In 1978 I got a job in London designing nightclubs. This work took me to many parts of the world, and I even did guest spots in various well known clubs like Studio 54 in New York. In those days there were no moving lights like we have today so I set about designing and building some. As far I know, these were the first two- and three-axis moving light in the world, which eventually found their way onto pop TV programmes and clubs everywhere.

Later that year, while doing a job in Sardinia at the hotel Cala de Volpe, I was in my hotel bathroom: the walls were all mirrored, so there were lots of reflections of me going off into the distance. I thought it would look really cool if I could achieve that effect in lighting. ZAP! The Eureka moment; the infinity mirror was born. On my return I designed and built one which went into a fancy pub in London. Some Middle Eastern guy saw it and asked me to design and build a 5m x 5m infinity-mirrored dance floor for his club. I took up the challenge and made it with neon and Tivoli lighting inside each section and designed a semi computerised controller for it. It looked mind blowing (Saturday Night Fever eat your heart out).

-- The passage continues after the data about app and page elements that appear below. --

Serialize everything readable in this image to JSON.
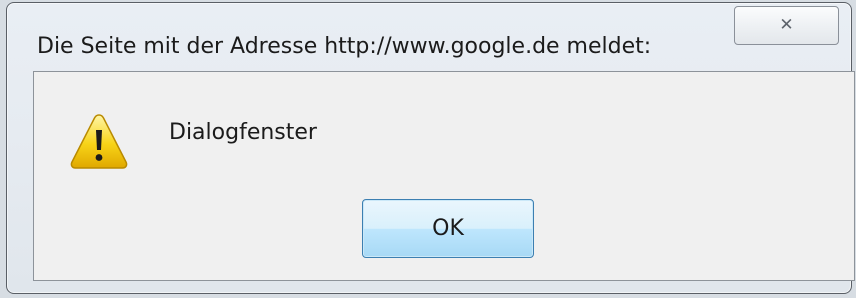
{
  "window": {
    "title": "Die Seite mit der Adresse http://www.google.de meldet:",
    "close_icon": "close-icon"
  },
  "dialog": {
    "icon": "warning-icon",
    "message": "Dialogfenster",
    "ok_label": "OK"
  },
  "colors": {
    "warning_yellow": "#f7d317",
    "ok_button_border": "#3c7fb1"
  }
}
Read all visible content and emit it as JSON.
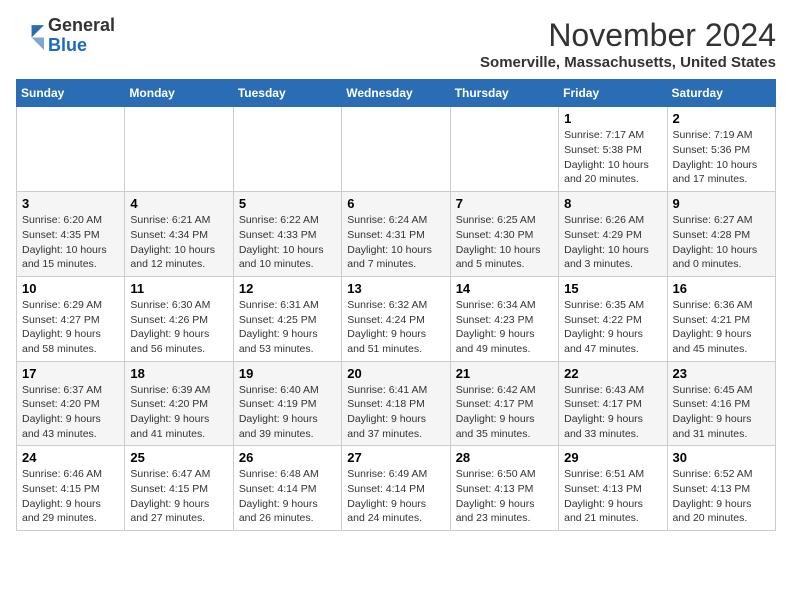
{
  "logo": {
    "general": "General",
    "blue": "Blue"
  },
  "header": {
    "month_title": "November 2024",
    "location": "Somerville, Massachusetts, United States"
  },
  "days_of_week": [
    "Sunday",
    "Monday",
    "Tuesday",
    "Wednesday",
    "Thursday",
    "Friday",
    "Saturday"
  ],
  "weeks": [
    [
      {
        "day": "",
        "info": ""
      },
      {
        "day": "",
        "info": ""
      },
      {
        "day": "",
        "info": ""
      },
      {
        "day": "",
        "info": ""
      },
      {
        "day": "",
        "info": ""
      },
      {
        "day": "1",
        "info": "Sunrise: 7:17 AM\nSunset: 5:38 PM\nDaylight: 10 hours\nand 20 minutes."
      },
      {
        "day": "2",
        "info": "Sunrise: 7:19 AM\nSunset: 5:36 PM\nDaylight: 10 hours\nand 17 minutes."
      }
    ],
    [
      {
        "day": "3",
        "info": "Sunrise: 6:20 AM\nSunset: 4:35 PM\nDaylight: 10 hours\nand 15 minutes."
      },
      {
        "day": "4",
        "info": "Sunrise: 6:21 AM\nSunset: 4:34 PM\nDaylight: 10 hours\nand 12 minutes."
      },
      {
        "day": "5",
        "info": "Sunrise: 6:22 AM\nSunset: 4:33 PM\nDaylight: 10 hours\nand 10 minutes."
      },
      {
        "day": "6",
        "info": "Sunrise: 6:24 AM\nSunset: 4:31 PM\nDaylight: 10 hours\nand 7 minutes."
      },
      {
        "day": "7",
        "info": "Sunrise: 6:25 AM\nSunset: 4:30 PM\nDaylight: 10 hours\nand 5 minutes."
      },
      {
        "day": "8",
        "info": "Sunrise: 6:26 AM\nSunset: 4:29 PM\nDaylight: 10 hours\nand 3 minutes."
      },
      {
        "day": "9",
        "info": "Sunrise: 6:27 AM\nSunset: 4:28 PM\nDaylight: 10 hours\nand 0 minutes."
      }
    ],
    [
      {
        "day": "10",
        "info": "Sunrise: 6:29 AM\nSunset: 4:27 PM\nDaylight: 9 hours\nand 58 minutes."
      },
      {
        "day": "11",
        "info": "Sunrise: 6:30 AM\nSunset: 4:26 PM\nDaylight: 9 hours\nand 56 minutes."
      },
      {
        "day": "12",
        "info": "Sunrise: 6:31 AM\nSunset: 4:25 PM\nDaylight: 9 hours\nand 53 minutes."
      },
      {
        "day": "13",
        "info": "Sunrise: 6:32 AM\nSunset: 4:24 PM\nDaylight: 9 hours\nand 51 minutes."
      },
      {
        "day": "14",
        "info": "Sunrise: 6:34 AM\nSunset: 4:23 PM\nDaylight: 9 hours\nand 49 minutes."
      },
      {
        "day": "15",
        "info": "Sunrise: 6:35 AM\nSunset: 4:22 PM\nDaylight: 9 hours\nand 47 minutes."
      },
      {
        "day": "16",
        "info": "Sunrise: 6:36 AM\nSunset: 4:21 PM\nDaylight: 9 hours\nand 45 minutes."
      }
    ],
    [
      {
        "day": "17",
        "info": "Sunrise: 6:37 AM\nSunset: 4:20 PM\nDaylight: 9 hours\nand 43 minutes."
      },
      {
        "day": "18",
        "info": "Sunrise: 6:39 AM\nSunset: 4:20 PM\nDaylight: 9 hours\nand 41 minutes."
      },
      {
        "day": "19",
        "info": "Sunrise: 6:40 AM\nSunset: 4:19 PM\nDaylight: 9 hours\nand 39 minutes."
      },
      {
        "day": "20",
        "info": "Sunrise: 6:41 AM\nSunset: 4:18 PM\nDaylight: 9 hours\nand 37 minutes."
      },
      {
        "day": "21",
        "info": "Sunrise: 6:42 AM\nSunset: 4:17 PM\nDaylight: 9 hours\nand 35 minutes."
      },
      {
        "day": "22",
        "info": "Sunrise: 6:43 AM\nSunset: 4:17 PM\nDaylight: 9 hours\nand 33 minutes."
      },
      {
        "day": "23",
        "info": "Sunrise: 6:45 AM\nSunset: 4:16 PM\nDaylight: 9 hours\nand 31 minutes."
      }
    ],
    [
      {
        "day": "24",
        "info": "Sunrise: 6:46 AM\nSunset: 4:15 PM\nDaylight: 9 hours\nand 29 minutes."
      },
      {
        "day": "25",
        "info": "Sunrise: 6:47 AM\nSunset: 4:15 PM\nDaylight: 9 hours\nand 27 minutes."
      },
      {
        "day": "26",
        "info": "Sunrise: 6:48 AM\nSunset: 4:14 PM\nDaylight: 9 hours\nand 26 minutes."
      },
      {
        "day": "27",
        "info": "Sunrise: 6:49 AM\nSunset: 4:14 PM\nDaylight: 9 hours\nand 24 minutes."
      },
      {
        "day": "28",
        "info": "Sunrise: 6:50 AM\nSunset: 4:13 PM\nDaylight: 9 hours\nand 23 minutes."
      },
      {
        "day": "29",
        "info": "Sunrise: 6:51 AM\nSunset: 4:13 PM\nDaylight: 9 hours\nand 21 minutes."
      },
      {
        "day": "30",
        "info": "Sunrise: 6:52 AM\nSunset: 4:13 PM\nDaylight: 9 hours\nand 20 minutes."
      }
    ]
  ]
}
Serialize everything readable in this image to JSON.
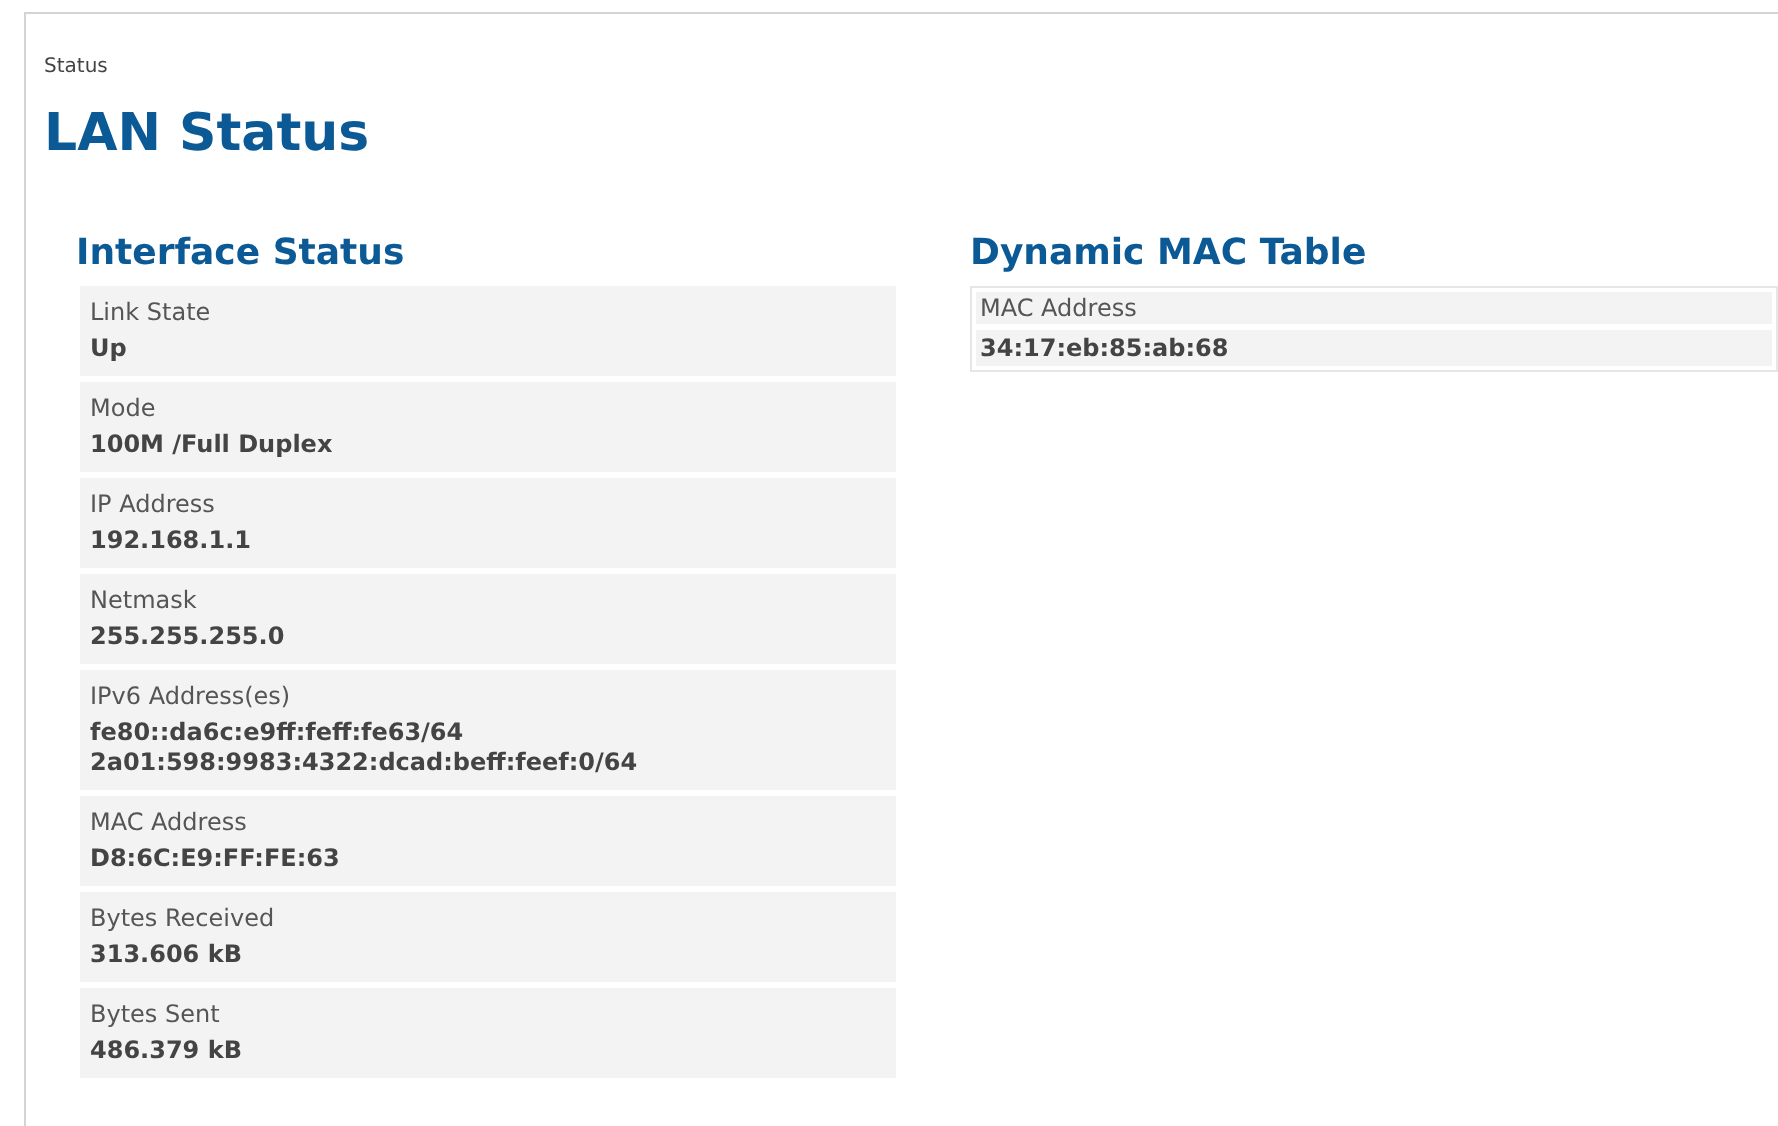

In 1980 I went back to working with my dad in the photographic and film industry and over the next 30 years the discothèque has gone from strength to strength, achieving some firsts in the industry. Here are just a few sin we started:
  • 1974 Designed and prototyped an RGB laser projector. Not being able to afford a patent and develop it further, I shelved it. 25 years later I saw the very same design at the Photokina exhibition in Germany selling for £750,000
  • 1975 World’s first microprocessor lighting controller running 64 lighting channels, converted to analogue control by home made 14bit DAC
  • 1978 Designed and built the first two and three axis moving lights. Designed and built the first infinity mirrors
  • 1979 Bought the first dbx500 Sub Harmonic Synthesiser and incorporated it into my sound system for some really serious sub bass. I still use it today
  • 1986 Sold all floor mounted lights and mounted lighting on triangular trussing spanning the staging area
  • 1987 Replaced old fashioned lights with spot and projected lighting, it looked amazing with a little smoke
  • 1990 Largest gig I've ever done, 16,000 party revellers
  • 1992 Developed a computer database to keep track of my music library. Since it was now mainly on CD compilations, knowing where the track was on one of over 1,000 CDs each with an average of 20 tracks was a bit of a struggle even for my brain
  • 1995 Started looking for a computer based play out system but without success, until in 2003 when we took out a license for OTS DJ and spent the next year digitising and cataloguing my CD collection
2004 Went 99% digital, although on occasions I will take out vinyl and CDs